● **Task description**:
Say how many lines below hold the word "water"; give the number by itself.

● **Dataset extract**:
-- Opening Marker --
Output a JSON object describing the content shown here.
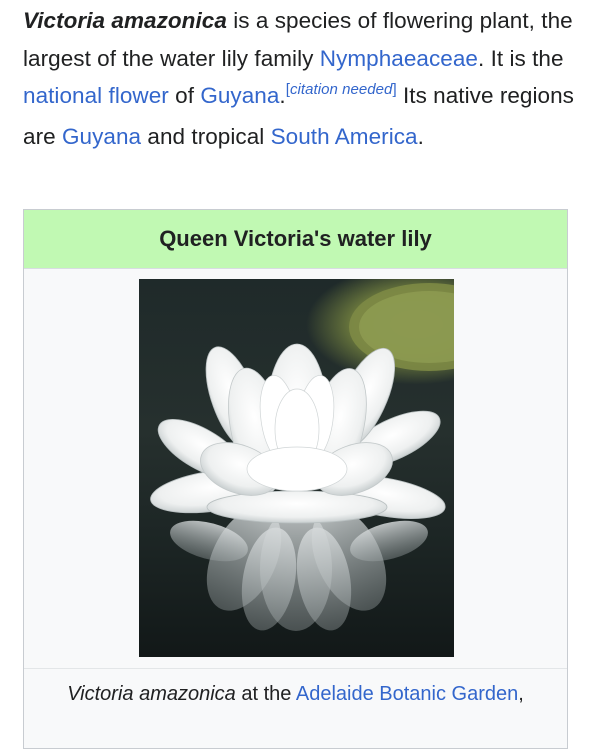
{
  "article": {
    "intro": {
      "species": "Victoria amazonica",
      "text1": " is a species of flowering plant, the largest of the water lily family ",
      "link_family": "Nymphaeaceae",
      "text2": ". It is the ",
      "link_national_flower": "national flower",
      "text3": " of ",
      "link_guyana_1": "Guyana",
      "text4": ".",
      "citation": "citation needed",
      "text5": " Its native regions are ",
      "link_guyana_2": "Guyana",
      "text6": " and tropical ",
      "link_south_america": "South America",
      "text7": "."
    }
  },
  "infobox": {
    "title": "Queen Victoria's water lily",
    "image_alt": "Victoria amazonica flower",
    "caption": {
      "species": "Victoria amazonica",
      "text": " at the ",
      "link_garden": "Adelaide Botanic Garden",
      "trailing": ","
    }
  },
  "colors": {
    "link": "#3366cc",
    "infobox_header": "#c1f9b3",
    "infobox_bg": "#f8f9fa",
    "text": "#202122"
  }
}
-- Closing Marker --
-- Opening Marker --
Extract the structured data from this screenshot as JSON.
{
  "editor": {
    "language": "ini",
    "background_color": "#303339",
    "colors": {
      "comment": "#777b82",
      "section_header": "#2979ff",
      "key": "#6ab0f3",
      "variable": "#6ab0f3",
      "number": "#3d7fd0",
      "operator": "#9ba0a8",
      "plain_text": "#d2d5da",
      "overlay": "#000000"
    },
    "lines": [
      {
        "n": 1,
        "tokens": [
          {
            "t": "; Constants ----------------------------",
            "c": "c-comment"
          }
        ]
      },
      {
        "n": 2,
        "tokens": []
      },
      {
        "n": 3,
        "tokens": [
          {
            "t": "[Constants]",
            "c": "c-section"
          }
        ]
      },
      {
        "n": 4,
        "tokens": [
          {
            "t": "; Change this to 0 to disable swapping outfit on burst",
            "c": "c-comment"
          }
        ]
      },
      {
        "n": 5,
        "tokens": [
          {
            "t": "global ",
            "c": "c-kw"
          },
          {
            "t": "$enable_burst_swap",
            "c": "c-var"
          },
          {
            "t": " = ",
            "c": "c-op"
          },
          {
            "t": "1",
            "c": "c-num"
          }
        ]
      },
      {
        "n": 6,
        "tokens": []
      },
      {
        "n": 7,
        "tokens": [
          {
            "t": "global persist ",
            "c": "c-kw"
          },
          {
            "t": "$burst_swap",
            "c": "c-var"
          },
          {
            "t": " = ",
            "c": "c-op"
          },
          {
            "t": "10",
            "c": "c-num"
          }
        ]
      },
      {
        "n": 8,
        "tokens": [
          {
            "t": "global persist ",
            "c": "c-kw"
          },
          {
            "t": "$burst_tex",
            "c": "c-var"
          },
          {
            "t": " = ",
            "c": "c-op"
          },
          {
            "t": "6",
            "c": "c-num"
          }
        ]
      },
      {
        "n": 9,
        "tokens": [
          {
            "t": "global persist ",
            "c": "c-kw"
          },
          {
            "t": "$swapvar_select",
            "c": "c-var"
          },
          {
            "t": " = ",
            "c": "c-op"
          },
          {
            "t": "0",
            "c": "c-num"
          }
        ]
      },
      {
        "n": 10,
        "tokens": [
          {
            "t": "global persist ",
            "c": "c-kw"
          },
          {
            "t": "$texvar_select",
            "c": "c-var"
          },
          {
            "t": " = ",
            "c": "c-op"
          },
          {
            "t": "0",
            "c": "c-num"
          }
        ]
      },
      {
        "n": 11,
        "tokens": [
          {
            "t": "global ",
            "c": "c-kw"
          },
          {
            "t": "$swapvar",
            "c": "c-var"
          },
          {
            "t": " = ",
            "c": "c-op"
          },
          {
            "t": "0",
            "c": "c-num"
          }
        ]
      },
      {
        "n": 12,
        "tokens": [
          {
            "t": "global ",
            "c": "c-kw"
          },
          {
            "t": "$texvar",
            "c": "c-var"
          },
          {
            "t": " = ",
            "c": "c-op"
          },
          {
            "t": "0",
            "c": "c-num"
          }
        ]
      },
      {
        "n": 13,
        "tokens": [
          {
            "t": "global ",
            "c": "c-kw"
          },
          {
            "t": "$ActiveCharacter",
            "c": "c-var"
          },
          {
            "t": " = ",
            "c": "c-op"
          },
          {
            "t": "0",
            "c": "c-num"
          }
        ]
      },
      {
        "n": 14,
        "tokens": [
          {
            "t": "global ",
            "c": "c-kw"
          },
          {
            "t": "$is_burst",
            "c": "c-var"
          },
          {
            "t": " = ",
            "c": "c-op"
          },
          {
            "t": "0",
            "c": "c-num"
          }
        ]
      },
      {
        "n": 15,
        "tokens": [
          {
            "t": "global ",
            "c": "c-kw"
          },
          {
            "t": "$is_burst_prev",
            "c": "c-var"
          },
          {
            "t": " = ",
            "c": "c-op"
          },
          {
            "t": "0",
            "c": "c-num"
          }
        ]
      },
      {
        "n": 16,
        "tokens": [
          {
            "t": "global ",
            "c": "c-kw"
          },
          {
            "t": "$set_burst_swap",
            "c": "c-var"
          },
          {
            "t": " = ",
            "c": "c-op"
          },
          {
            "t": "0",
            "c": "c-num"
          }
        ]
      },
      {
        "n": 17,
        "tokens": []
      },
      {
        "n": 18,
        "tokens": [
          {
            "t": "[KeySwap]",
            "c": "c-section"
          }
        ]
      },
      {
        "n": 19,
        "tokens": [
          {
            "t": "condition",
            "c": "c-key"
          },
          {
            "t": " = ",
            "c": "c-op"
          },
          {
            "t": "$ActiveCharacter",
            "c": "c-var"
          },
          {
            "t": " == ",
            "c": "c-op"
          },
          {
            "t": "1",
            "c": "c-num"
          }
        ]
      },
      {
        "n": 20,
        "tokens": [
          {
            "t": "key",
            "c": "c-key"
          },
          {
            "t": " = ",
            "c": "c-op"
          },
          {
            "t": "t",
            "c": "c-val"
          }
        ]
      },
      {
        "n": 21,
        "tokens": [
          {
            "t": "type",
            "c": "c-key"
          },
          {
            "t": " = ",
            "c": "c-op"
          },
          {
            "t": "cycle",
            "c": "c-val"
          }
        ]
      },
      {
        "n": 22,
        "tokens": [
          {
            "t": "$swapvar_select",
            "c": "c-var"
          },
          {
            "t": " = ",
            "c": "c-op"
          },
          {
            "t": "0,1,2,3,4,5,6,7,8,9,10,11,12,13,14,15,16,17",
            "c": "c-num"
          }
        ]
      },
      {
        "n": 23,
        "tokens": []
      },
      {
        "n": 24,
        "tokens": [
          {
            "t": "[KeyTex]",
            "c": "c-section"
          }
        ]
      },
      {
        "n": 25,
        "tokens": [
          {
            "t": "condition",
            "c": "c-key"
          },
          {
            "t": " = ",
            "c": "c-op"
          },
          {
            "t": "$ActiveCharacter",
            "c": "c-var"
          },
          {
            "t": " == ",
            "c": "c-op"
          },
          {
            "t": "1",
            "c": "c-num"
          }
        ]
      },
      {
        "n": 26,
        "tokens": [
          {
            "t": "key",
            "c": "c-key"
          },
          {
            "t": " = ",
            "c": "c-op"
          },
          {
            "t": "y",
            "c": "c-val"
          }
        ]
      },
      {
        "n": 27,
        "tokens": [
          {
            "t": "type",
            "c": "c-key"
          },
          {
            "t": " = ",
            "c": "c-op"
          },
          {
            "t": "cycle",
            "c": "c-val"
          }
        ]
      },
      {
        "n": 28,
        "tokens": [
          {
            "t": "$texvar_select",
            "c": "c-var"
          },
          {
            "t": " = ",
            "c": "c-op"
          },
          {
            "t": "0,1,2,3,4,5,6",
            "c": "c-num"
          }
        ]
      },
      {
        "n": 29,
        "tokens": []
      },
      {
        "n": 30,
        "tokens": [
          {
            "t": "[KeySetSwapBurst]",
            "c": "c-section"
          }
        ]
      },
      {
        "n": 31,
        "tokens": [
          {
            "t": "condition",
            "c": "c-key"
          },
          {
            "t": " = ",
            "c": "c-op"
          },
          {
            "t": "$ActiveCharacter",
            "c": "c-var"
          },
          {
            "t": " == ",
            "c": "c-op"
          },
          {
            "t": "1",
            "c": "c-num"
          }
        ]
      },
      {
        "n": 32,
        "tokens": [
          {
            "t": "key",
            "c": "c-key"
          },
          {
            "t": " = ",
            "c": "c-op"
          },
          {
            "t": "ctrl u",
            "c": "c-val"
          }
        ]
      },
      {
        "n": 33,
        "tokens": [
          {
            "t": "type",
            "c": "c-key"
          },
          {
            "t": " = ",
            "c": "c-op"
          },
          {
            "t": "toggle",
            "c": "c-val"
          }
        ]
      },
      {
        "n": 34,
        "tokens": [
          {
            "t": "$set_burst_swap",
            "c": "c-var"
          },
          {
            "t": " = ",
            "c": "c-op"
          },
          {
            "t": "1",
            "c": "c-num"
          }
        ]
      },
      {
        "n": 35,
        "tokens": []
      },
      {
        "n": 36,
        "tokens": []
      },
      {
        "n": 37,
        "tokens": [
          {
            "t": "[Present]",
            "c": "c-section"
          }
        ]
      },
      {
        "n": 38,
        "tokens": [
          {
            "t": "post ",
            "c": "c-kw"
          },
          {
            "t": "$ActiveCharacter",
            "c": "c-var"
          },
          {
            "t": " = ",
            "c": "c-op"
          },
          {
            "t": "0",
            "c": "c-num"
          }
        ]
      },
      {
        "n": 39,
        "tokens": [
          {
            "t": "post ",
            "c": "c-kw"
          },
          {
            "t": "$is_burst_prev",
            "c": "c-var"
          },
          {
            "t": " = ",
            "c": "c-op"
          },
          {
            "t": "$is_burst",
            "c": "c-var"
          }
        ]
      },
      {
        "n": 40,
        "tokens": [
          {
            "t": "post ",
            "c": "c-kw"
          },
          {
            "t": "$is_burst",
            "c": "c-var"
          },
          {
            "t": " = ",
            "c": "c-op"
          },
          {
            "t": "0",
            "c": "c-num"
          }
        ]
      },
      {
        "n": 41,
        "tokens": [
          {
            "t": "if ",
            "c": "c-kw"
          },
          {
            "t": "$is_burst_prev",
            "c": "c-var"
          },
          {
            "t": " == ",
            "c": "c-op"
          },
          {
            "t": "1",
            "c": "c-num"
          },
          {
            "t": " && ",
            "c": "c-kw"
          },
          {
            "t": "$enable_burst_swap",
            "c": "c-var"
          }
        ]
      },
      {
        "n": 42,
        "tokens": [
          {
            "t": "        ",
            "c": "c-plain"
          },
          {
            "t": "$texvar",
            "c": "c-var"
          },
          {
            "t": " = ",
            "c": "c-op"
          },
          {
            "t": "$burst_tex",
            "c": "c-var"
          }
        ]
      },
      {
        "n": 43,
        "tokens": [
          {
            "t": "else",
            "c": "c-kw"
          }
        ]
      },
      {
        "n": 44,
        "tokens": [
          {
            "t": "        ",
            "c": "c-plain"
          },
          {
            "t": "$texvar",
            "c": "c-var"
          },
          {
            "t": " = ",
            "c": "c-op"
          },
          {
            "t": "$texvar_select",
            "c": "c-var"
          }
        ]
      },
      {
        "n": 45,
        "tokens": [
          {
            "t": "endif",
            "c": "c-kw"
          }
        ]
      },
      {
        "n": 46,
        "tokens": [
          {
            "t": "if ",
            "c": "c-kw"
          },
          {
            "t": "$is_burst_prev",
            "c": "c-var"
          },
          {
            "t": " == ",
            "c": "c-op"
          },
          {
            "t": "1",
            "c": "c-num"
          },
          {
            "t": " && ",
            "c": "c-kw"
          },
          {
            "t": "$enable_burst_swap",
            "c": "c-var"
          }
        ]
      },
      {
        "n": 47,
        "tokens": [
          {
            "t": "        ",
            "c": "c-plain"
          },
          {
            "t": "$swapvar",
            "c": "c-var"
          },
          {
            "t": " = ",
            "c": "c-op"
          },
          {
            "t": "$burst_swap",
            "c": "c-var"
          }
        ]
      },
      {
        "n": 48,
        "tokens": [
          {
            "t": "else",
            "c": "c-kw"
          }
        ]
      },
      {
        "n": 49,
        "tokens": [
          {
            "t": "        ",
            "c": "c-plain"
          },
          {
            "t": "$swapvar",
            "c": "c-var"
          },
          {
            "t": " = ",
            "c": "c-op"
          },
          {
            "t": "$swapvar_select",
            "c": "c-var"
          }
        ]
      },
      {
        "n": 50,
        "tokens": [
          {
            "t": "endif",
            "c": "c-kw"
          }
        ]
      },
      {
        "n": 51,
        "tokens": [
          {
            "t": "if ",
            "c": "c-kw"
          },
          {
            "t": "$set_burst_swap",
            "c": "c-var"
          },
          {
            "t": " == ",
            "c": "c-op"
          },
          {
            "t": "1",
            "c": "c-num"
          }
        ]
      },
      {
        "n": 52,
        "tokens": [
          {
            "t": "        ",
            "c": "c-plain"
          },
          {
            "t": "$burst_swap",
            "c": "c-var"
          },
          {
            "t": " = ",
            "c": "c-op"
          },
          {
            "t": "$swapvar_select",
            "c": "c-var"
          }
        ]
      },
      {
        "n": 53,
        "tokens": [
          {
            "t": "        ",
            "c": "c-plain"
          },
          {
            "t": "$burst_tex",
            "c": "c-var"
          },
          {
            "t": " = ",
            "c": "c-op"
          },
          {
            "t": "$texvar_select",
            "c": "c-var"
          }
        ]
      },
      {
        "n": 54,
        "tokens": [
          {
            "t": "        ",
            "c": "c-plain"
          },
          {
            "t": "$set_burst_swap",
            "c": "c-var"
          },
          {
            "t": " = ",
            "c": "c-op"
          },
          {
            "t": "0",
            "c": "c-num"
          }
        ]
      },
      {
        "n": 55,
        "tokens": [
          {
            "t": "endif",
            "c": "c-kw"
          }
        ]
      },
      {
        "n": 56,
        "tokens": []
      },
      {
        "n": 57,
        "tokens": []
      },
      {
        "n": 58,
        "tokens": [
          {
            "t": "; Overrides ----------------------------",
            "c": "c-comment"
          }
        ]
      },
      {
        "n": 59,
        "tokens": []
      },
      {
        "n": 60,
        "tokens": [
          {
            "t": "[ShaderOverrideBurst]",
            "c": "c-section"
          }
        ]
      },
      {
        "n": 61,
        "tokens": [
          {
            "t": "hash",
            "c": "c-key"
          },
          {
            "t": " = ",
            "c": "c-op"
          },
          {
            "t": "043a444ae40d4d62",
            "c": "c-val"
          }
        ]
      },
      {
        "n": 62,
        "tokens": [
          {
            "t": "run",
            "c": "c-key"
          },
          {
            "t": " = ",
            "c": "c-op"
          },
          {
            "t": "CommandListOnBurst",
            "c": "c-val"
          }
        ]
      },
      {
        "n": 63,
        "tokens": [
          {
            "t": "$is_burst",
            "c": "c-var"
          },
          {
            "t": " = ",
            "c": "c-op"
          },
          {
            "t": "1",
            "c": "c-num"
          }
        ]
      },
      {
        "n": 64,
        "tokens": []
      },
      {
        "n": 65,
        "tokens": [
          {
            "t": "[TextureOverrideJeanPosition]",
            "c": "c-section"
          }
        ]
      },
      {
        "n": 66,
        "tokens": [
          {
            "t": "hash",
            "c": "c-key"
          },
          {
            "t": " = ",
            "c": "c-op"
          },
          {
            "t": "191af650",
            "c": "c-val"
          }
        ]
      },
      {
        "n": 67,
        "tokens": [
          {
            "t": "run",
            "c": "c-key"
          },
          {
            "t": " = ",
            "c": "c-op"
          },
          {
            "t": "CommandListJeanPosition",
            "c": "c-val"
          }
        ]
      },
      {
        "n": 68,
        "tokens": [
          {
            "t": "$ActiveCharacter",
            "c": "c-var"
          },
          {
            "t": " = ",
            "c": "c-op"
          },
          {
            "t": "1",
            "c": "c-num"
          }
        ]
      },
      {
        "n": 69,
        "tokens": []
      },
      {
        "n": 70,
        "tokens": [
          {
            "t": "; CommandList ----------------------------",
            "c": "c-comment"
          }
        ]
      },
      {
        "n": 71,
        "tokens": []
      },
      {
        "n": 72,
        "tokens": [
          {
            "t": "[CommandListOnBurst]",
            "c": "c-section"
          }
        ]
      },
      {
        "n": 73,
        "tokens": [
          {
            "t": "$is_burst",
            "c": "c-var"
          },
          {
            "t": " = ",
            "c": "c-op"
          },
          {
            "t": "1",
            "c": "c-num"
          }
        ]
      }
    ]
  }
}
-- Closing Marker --
● **Your response**:
2